# WORK REQUIRED
Leave the images out and repeat the data exactly as given.

[[ DATA SHOWN, beginning ]]

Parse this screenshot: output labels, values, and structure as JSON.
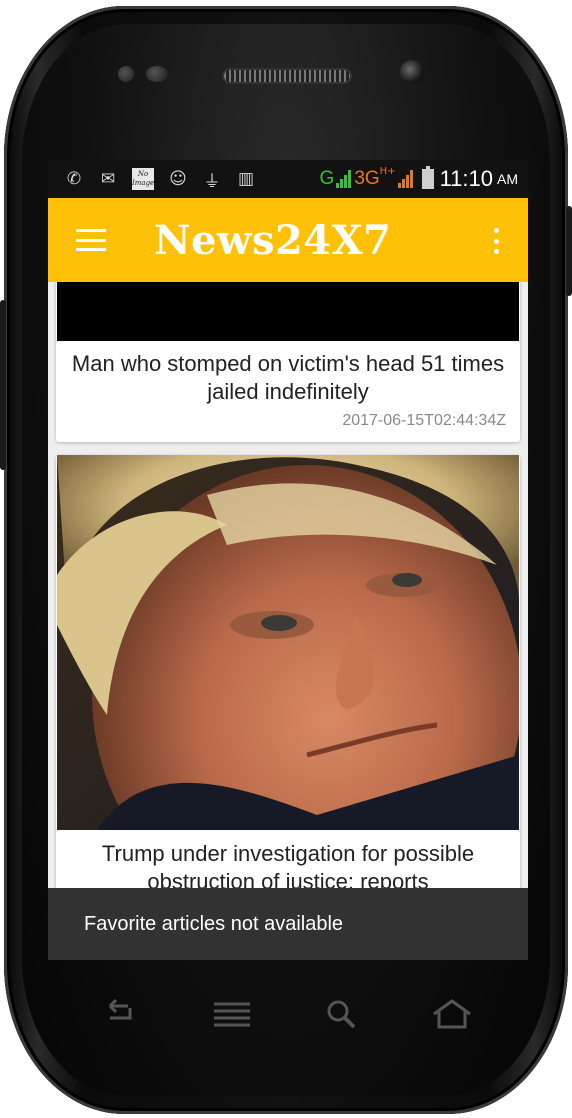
{
  "status_bar": {
    "network_g": "G",
    "network_3g": "3G",
    "network_hplus": "H+",
    "time": "11:10",
    "ampm": "AM",
    "no_image_text": "No Image",
    "icons": [
      "whatsapp-icon",
      "gmail-icon",
      "no-image-icon",
      "chat-icon",
      "usb-icon",
      "barcode-icon",
      "signal-icon",
      "battery-icon"
    ]
  },
  "toolbar": {
    "title": "News24X7",
    "background": "#ffc107"
  },
  "articles": [
    {
      "title": "Man who stomped on victim's head 51 times jailed indefinitely",
      "date": "2017-06-15T02:44:34Z"
    },
    {
      "title": "Trump under investigation for possible obstruction of justice: reports"
    }
  ],
  "snackbar": {
    "message": "Favorite articles not available"
  },
  "colors": {
    "accent": "#ffc107",
    "signal_g": "#35c335",
    "signal_3g": "#e8761d",
    "snackbar": "#323232"
  }
}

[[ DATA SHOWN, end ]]

# WRITTEN ANSWER
Parse this screenshot: output labels, values, and structure as JSON.
{
  "status_bar": {
    "network_g": "G",
    "network_3g": "3G",
    "network_hplus": "H+",
    "time": "11:10",
    "ampm": "AM",
    "no_image_text": "No Image",
    "icons": [
      "whatsapp-icon",
      "gmail-icon",
      "no-image-icon",
      "chat-icon",
      "usb-icon",
      "barcode-icon",
      "signal-icon",
      "battery-icon"
    ]
  },
  "toolbar": {
    "title": "News24X7",
    "background": "#ffc107"
  },
  "articles": [
    {
      "title": "Man who stomped on victim's head 51 times jailed indefinitely",
      "date": "2017-06-15T02:44:34Z"
    },
    {
      "title": "Trump under investigation for possible obstruction of justice: reports"
    }
  ],
  "snackbar": {
    "message": "Favorite articles not available"
  },
  "colors": {
    "accent": "#ffc107",
    "signal_g": "#35c335",
    "signal_3g": "#e8761d",
    "snackbar": "#323232"
  }
}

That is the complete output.